An empty cobblestone
street in Pompeii, Italy
The opening of a new exhibit entitled Pompeii and the Roman Villa at the National Gallery of Art in Washington, D.C. and the life, demise and rediscovery of the ancient city of Pompeii is the subject of an editorial review by Paul Richard in the City Guide section of the Washington
Post. Pompeii and Herculaneum were two Roman cities located on what is now the Bay of Naples, that were completely destroyed by volcanic activity when nearby Mt. Vesuvius erupted in August of 79 A.D.
Prior to these eruptions and some smaller eruptions in 62 A.D., Mt. Vesuvius had been dormant for a very long period of time. When the first rumblings began on 24 August 79 A.D. many of the Romans in the city failed to heed the danger and were trapped by the volcanoes dangerous fumes and ash. As a result they were suffocated in their homes and on the city streets. The two cities were totally buried and over time their location and even their existence were all but forgotten. They were finally rediscovered in the 18th century and excavations were begun.
Much of Pompeii was remarkably preserved. Colorful frescoes were uncovered, statues, pottery, fruit, clothing and all of the day to day items of Roman life were found. In addition to being a prosperous trade port Pompeii was also a popular seaside resort for the rich and powerful of the Roman Empire. Many large villas and homes were built in the city, as well as a large coliseum that could hold much of the cities estimated 23,000 people.

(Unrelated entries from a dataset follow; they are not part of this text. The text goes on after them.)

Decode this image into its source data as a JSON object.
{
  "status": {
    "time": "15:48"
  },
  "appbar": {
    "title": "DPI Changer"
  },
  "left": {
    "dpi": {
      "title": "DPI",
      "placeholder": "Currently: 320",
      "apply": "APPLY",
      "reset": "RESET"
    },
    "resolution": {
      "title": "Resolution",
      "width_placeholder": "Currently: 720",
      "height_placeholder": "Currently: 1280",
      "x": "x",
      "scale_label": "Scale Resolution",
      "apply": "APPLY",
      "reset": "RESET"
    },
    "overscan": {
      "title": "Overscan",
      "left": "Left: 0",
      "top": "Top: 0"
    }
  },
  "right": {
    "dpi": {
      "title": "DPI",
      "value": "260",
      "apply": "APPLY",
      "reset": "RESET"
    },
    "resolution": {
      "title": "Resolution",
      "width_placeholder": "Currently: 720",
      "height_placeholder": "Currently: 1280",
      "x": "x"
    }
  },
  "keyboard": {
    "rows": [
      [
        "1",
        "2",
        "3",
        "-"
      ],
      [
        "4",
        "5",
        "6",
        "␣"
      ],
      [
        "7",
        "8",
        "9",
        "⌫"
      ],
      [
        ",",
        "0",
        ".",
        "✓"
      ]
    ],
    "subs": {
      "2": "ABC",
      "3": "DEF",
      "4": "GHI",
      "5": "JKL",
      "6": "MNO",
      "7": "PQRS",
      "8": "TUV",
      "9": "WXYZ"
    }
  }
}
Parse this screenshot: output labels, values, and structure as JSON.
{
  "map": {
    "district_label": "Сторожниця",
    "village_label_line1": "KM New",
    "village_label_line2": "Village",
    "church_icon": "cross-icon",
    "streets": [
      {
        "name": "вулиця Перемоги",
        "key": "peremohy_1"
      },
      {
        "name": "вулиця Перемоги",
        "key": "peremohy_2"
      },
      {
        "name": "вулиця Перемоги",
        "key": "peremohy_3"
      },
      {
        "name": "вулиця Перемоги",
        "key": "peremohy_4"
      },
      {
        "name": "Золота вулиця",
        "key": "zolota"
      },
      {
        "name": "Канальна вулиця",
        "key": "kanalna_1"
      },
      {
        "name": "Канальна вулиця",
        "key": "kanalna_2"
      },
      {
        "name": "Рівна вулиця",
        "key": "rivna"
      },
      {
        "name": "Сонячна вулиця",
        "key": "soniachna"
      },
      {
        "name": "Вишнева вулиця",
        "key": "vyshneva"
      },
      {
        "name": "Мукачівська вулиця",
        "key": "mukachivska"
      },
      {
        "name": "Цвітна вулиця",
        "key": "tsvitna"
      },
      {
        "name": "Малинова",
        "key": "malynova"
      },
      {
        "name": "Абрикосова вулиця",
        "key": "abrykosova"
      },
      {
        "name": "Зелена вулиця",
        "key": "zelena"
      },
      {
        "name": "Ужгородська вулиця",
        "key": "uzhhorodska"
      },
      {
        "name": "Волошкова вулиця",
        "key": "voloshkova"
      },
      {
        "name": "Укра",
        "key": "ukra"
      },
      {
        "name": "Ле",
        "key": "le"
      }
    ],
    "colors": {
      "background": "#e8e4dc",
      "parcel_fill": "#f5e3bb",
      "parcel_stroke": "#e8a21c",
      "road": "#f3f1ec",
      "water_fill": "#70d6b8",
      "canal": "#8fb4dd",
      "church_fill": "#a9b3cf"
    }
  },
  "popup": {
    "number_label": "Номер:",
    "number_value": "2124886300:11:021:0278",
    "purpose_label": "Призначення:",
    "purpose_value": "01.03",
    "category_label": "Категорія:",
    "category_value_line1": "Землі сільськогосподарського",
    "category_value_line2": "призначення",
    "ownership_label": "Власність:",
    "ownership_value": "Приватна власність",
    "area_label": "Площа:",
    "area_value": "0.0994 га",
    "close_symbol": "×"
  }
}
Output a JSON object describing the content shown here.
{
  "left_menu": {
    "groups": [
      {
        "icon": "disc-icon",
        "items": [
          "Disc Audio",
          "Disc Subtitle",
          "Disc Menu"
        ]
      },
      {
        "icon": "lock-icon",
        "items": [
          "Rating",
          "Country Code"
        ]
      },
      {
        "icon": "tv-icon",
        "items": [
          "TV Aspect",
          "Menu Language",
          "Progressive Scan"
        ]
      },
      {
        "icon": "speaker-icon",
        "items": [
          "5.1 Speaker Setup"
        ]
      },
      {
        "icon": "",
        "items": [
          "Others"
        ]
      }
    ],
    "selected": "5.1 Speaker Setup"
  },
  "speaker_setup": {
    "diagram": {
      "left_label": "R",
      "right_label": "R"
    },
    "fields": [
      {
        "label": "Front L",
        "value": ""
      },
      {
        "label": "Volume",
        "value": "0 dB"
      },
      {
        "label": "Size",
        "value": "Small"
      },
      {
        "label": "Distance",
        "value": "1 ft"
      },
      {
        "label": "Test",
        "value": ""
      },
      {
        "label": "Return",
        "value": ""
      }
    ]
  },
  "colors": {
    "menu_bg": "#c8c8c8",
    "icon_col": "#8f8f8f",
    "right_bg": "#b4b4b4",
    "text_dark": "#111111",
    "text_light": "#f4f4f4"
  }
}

Today Pompeii is one of Italy's most visited tourist sites. Portions of the city are still buried under of the earth, but this is perhaps just as well. Since excavations were begun and Pompeii began to emerge into the open air, the city has suffered. Efforts are being made to preserve as much as possible of Pompeii in its "original" condition, but many buildings and especially the painted frescoes have deteriorated.
The exhibit opens October 19 and runs until March 22, 2009 at the National Gallery of Art. The National Gallery of Art is located at 600 Constitution Ave, NW Washington, D.C. Admission is free. The Museum is open from 10:00 a.m. to 5:00 p.m. Mon - Sat and 11:00 a.m. to 6:00 p.m. on Sunday. It is closed December 25 and January 1.